Miscellaneous material for your mid-week reading. – Robert Kuttner writes about the increasing recognition that extreme inequality arises out of power imbalances rather than any natural state of affairs: (I)nfluential orthodox economists are having serious second thoughts. What if market outcomes and the very rules of the market game reflect political power, not market efficiency? ...

Accidental Deliberations: Tuesday Morning Links

This and that for your Tuesday reading. – Simon Kennedy highlights another key finding in Oxfam’s latest study on wealth, as the global 1% now owns as much as the other 99% combined. And Dennis Howlett reviews Gabriel Zucman’s Hidden Wealth of Nations, while noting that like the works it seeks to update it may ...

Accidental Deliberations: Friday Morning Links

Assorted content to end your week. – John O’Farrell argues that a basic income provides a needed starting point for innovation and entrepreneurship by people who don’t enjoy the advantage of inherited wealth: But in fact it is the current situation that prevents initiative and holds back entrepreneurs. Anyone who ever invented or created anything ...

Accidental Deliberations: Monday Afternoon Links

Miscellaneous material for your Monday reading. – Jordon Cooper offers his take on the many social issues we should be addressing alongside our work to welcome Syrian refugees: All levels of government have passed resolutions to end child poverty in Canada and have done almost nothing to back it up. There has been the occasional ...

Accidental Deliberations: Thursday Morning Links
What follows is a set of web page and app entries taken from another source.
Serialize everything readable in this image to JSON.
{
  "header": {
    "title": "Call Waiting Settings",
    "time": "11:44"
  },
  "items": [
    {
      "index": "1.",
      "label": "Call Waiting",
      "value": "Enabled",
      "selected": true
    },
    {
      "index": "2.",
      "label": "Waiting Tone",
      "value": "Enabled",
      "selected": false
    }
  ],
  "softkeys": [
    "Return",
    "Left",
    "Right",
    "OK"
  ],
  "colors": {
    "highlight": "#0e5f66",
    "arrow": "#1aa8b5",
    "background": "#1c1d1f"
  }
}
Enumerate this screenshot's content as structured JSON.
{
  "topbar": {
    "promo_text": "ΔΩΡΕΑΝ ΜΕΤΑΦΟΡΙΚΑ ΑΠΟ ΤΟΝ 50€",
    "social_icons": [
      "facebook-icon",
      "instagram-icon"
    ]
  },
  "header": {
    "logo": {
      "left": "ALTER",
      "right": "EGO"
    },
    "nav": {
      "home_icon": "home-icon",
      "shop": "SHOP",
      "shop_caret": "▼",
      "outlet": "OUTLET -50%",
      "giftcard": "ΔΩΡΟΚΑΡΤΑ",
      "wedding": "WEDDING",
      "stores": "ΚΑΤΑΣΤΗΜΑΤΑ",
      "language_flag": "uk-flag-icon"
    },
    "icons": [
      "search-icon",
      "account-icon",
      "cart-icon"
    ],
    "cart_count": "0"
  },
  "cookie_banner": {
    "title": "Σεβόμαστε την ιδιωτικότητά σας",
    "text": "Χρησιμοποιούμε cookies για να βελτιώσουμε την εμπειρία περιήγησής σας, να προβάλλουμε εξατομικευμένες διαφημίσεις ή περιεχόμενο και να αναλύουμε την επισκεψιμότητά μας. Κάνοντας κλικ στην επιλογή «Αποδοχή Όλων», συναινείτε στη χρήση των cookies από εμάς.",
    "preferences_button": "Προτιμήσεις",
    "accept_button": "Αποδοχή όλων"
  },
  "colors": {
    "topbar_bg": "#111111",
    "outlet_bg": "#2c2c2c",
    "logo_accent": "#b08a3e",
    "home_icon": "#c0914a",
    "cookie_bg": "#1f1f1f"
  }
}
This and that for your Thursday reading. – Desmond Cole rightly slams the stinginess of Ontario’s government in taking support away from parents based on child support which isn’t actually received. And Karl Nerenberg laments Bill Morneau’s decision to let the Scrooges among Canada’s finance ministers dictate the future of the Canada Pension Plan. – ...